Task requirements
Needed from the entries below: every line that holds the word "status".

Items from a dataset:

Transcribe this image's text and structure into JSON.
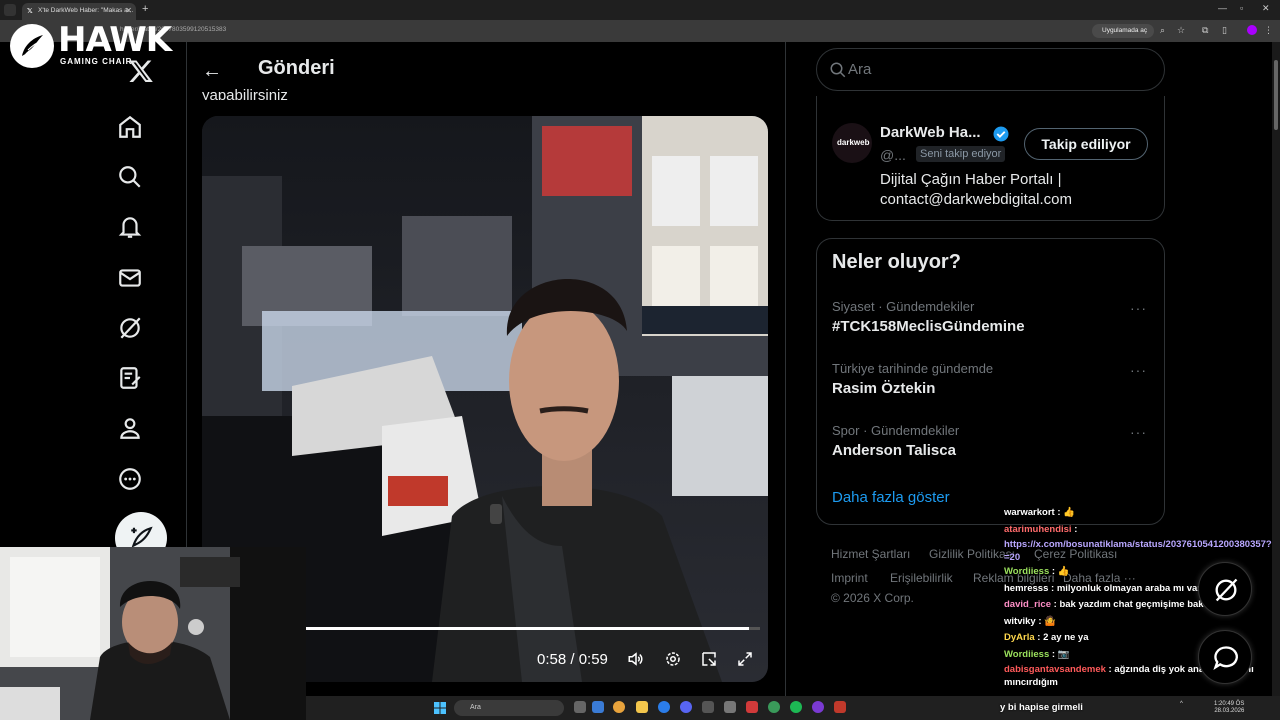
{
  "browser": {
    "tab_title": "X'te DarkWeb Haber: \"Makas a...",
    "url": "haber/status/2037803599120515383",
    "open_app_label": "Uygulamada aç"
  },
  "overlay": {
    "brand_name": "HAWK",
    "brand_sub": "GAMING CHAIR"
  },
  "post": {
    "header_title": "Gönderi",
    "text_fragment": "yapabilirsiniz",
    "video": {
      "time_display": "0:58 / 0:59",
      "progress": 0.98
    }
  },
  "search": {
    "placeholder": "Ara"
  },
  "profile": {
    "name": "DarkWeb Ha...",
    "handle": "@...",
    "follows_you": "Seni takip ediyor",
    "follow_button": "Takip ediliyor",
    "bio_line1": "Dijital Çağın Haber Portalı |",
    "bio_line2": "contact@darkwebdigital.com",
    "avatar_text": "darkweb"
  },
  "trends": {
    "title": "Neler oluyor?",
    "items": [
      {
        "meta": "Siyaset · Gündemdekiler",
        "name": "#TCK158MeclisGündemine"
      },
      {
        "meta": "Türkiye tarihinde gündemde",
        "name": "Rasim Öztekin"
      },
      {
        "meta": "Spor · Gündemdekiler",
        "name": "Anderson Talisca"
      }
    ],
    "more_icon": "···",
    "show_more": "Daha fazla göster"
  },
  "footer": {
    "links": [
      "Hizmet Şartları",
      "Gizlilik Politikası",
      "Çerez Politikası",
      "Imprint",
      "Erişilebilirlik",
      "Reklam bilgileri",
      "Daha fazla ···"
    ],
    "copyright": "© 2026 X Corp."
  },
  "chat": {
    "messages": [
      {
        "user": "warwarkort",
        "text": " : 👍"
      },
      {
        "user": "atarimuhendisi",
        "text": " :"
      },
      {
        "user": "",
        "text": "https://x.com/bosunatiklama/status/2037610541200380357?s=20"
      },
      {
        "user": "Wordiiess",
        "text": " : 👍"
      },
      {
        "user": "hemresss",
        "text": " : milyonluk olmayan araba mı var got"
      },
      {
        "user": "david_rice",
        "text": " : bak yazdım chat geçmişime bak @Cavs"
      },
      {
        "user": "witviky",
        "text": " : 🤷"
      },
      {
        "user": "DyArla",
        "text": " : 2 ay ne ya"
      },
      {
        "user": "Wordiiess",
        "text": " : 📷"
      },
      {
        "user": "dabisgantavsandemek",
        "text": " : ağzında diş yok anasının amını mıncırdığım"
      }
    ],
    "last_line": "y bi hapise girmeli"
  },
  "taskbar": {
    "search_placeholder": "Ara",
    "clock_time": "1:20:49 ÖS",
    "clock_date": "28.03.2026"
  },
  "colors": {
    "accent": "#1d9bf0",
    "background": "#000000",
    "border": "#2f3336",
    "muted": "#71767b"
  }
}
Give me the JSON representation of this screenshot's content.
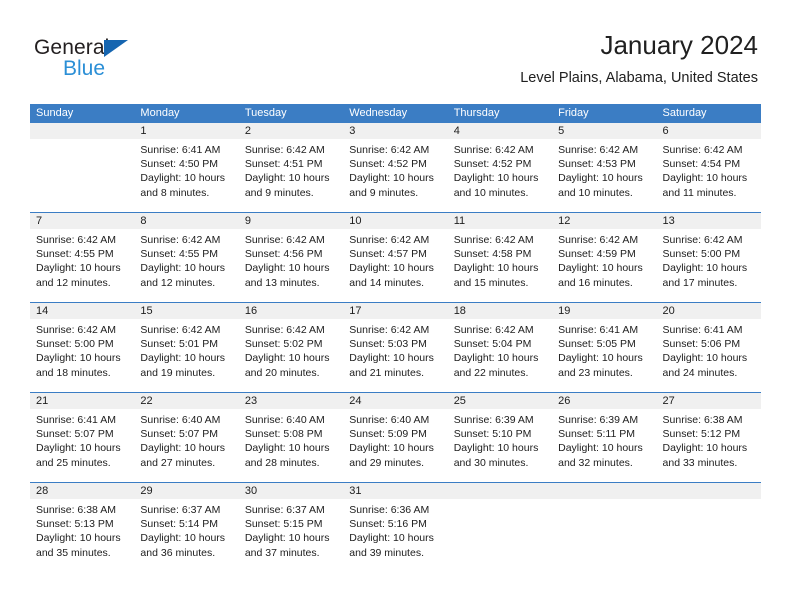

Response
    "url": "haber/status/2037803599120515383",
        "text": "https://x.com/bosunatiklama/status/2037610541200380357?s=20"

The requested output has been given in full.